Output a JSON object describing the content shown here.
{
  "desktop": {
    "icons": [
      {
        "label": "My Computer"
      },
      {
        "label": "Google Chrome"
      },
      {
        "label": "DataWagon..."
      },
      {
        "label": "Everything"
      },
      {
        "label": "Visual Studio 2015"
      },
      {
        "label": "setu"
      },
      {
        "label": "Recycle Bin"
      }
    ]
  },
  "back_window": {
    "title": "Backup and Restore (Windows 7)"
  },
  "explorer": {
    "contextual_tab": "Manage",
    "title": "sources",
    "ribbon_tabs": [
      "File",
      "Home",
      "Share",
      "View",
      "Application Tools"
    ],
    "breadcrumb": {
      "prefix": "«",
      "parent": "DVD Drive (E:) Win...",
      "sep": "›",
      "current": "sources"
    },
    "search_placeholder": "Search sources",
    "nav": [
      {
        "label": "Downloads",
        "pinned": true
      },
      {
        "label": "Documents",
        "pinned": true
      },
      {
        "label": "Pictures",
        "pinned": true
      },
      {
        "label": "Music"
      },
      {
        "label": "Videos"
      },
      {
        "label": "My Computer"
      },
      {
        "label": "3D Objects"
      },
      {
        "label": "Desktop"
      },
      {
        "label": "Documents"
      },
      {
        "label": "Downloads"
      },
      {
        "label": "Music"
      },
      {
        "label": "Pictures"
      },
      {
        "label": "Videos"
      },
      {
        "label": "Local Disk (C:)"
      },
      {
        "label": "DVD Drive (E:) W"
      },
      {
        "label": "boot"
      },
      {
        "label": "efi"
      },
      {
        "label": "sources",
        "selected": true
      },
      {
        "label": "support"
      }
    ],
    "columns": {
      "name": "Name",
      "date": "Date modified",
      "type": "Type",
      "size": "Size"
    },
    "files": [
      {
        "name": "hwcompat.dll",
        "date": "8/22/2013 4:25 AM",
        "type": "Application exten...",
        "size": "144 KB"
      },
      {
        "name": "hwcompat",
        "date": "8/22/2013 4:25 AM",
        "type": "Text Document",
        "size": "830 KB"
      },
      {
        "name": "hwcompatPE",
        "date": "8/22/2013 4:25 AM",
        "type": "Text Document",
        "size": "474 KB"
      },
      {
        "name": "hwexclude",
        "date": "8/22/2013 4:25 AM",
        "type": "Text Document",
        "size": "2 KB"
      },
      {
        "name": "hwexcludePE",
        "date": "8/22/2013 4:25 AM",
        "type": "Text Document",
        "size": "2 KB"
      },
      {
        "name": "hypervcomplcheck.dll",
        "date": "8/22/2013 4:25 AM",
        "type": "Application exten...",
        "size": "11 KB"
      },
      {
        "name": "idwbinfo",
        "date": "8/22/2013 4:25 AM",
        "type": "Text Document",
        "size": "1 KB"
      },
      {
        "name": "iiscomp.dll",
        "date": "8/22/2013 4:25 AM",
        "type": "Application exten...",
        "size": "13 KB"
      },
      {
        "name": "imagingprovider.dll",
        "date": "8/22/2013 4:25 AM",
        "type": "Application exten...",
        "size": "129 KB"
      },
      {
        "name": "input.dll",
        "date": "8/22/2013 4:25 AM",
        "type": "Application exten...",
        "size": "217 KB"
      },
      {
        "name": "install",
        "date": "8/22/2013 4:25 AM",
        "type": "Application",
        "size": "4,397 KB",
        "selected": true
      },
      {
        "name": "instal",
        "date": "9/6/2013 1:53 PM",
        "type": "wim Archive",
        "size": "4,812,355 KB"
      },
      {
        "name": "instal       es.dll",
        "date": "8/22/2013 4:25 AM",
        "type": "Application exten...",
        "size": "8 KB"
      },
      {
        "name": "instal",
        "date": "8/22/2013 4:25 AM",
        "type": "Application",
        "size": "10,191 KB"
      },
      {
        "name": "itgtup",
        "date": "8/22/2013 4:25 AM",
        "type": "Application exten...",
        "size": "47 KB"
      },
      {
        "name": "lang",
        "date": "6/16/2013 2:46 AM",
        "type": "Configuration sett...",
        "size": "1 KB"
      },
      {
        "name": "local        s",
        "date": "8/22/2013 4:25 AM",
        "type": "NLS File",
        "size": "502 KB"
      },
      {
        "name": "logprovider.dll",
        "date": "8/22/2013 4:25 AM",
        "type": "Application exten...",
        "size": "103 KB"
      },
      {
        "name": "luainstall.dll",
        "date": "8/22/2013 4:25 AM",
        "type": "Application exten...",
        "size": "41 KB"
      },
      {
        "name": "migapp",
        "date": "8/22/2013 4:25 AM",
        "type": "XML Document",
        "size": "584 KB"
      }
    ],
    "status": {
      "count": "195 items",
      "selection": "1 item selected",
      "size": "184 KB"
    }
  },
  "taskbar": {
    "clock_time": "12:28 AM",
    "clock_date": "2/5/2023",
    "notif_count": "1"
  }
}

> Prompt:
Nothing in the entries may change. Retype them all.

> Task solution:
Output a JSON object describing the content shown here.
{
  "desktop": {
    "icons": [
      {
        "label": "My Computer"
      },
      {
        "label": "Google Chrome"
      },
      {
        "label": "DataWagon..."
      },
      {
        "label": "Everything"
      },
      {
        "label": "Visual Studio 2015"
      },
      {
        "label": "setu"
      },
      {
        "label": "Recycle Bin"
      }
    ]
  },
  "back_window": {
    "title": "Backup and Restore (Windows 7)"
  },
  "explorer": {
    "contextual_tab": "Manage",
    "title": "sources",
    "ribbon_tabs": [
      "File",
      "Home",
      "Share",
      "View",
      "Application Tools"
    ],
    "breadcrumb": {
      "prefix": "«",
      "parent": "DVD Drive (E:) Win...",
      "sep": "›",
      "current": "sources"
    },
    "search_placeholder": "Search sources",
    "nav": [
      {
        "label": "Downloads",
        "pinned": true
      },
      {
        "label": "Documents",
        "pinned": true
      },
      {
        "label": "Pictures",
        "pinned": true
      },
      {
        "label": "Music"
      },
      {
        "label": "Videos"
      },
      {
        "label": "My Computer"
      },
      {
        "label": "3D Objects"
      },
      {
        "label": "Desktop"
      },
      {
        "label": "Documents"
      },
      {
        "label": "Downloads"
      },
      {
        "label": "Music"
      },
      {
        "label": "Pictures"
      },
      {
        "label": "Videos"
      },
      {
        "label": "Local Disk (C:)"
      },
      {
        "label": "DVD Drive (E:) W"
      },
      {
        "label": "boot"
      },
      {
        "label": "efi"
      },
      {
        "label": "sources",
        "selected": true
      },
      {
        "label": "support"
      }
    ],
    "columns": {
      "name": "Name",
      "date": "Date modified",
      "type": "Type",
      "size": "Size"
    },
    "files": [
      {
        "name": "hwcompat.dll",
        "date": "8/22/2013 4:25 AM",
        "type": "Application exten...",
        "size": "144 KB"
      },
      {
        "name": "hwcompat",
        "date": "8/22/2013 4:25 AM",
        "type": "Text Document",
        "size": "830 KB"
      },
      {
        "name": "hwcompatPE",
        "date": "8/22/2013 4:25 AM",
        "type": "Text Document",
        "size": "474 KB"
      },
      {
        "name": "hwexclude",
        "date": "8/22/2013 4:25 AM",
        "type": "Text Document",
        "size": "2 KB"
      },
      {
        "name": "hwexcludePE",
        "date": "8/22/2013 4:25 AM",
        "type": "Text Document",
        "size": "2 KB"
      },
      {
        "name": "hypervcomplcheck.dll",
        "date": "8/22/2013 4:25 AM",
        "type": "Application exten...",
        "size": "11 KB"
      },
      {
        "name": "idwbinfo",
        "date": "8/22/2013 4:25 AM",
        "type": "Text Document",
        "size": "1 KB"
      },
      {
        "name": "iiscomp.dll",
        "date": "8/22/2013 4:25 AM",
        "type": "Application exten...",
        "size": "13 KB"
      },
      {
        "name": "imagingprovider.dll",
        "date": "8/22/2013 4:25 AM",
        "type": "Application exten...",
        "size": "129 KB"
      },
      {
        "name": "input.dll",
        "date": "8/22/2013 4:25 AM",
        "type": "Application exten...",
        "size": "217 KB"
      },
      {
        "name": "install",
        "date": "8/22/2013 4:25 AM",
        "type": "Application",
        "size": "4,397 KB",
        "selected": true
      },
      {
        "name": "instal",
        "date": "9/6/2013 1:53 PM",
        "type": "wim Archive",
        "size": "4,812,355 KB"
      },
      {
        "name": "instal       es.dll",
        "date": "8/22/2013 4:25 AM",
        "type": "Application exten...",
        "size": "8 KB"
      },
      {
        "name": "instal",
        "date": "8/22/2013 4:25 AM",
        "type": "Application",
        "size": "10,191 KB"
      },
      {
        "name": "itgtup",
        "date": "8/22/2013 4:25 AM",
        "type": "Application exten...",
        "size": "47 KB"
      },
      {
        "name": "lang",
        "date": "6/16/2013 2:46 AM",
        "type": "Configuration sett...",
        "size": "1 KB"
      },
      {
        "name": "local        s",
        "date": "8/22/2013 4:25 AM",
        "type": "NLS File",
        "size": "502 KB"
      },
      {
        "name": "logprovider.dll",
        "date": "8/22/2013 4:25 AM",
        "type": "Application exten...",
        "size": "103 KB"
      },
      {
        "name": "luainstall.dll",
        "date": "8/22/2013 4:25 AM",
        "type": "Application exten...",
        "size": "41 KB"
      },
      {
        "name": "migapp",
        "date": "8/22/2013 4:25 AM",
        "type": "XML Document",
        "size": "584 KB"
      }
    ],
    "status": {
      "count": "195 items",
      "selection": "1 item selected",
      "size": "184 KB"
    }
  },
  "taskbar": {
    "clock_time": "12:28 AM",
    "clock_date": "2/5/2023",
    "notif_count": "1"
  }
}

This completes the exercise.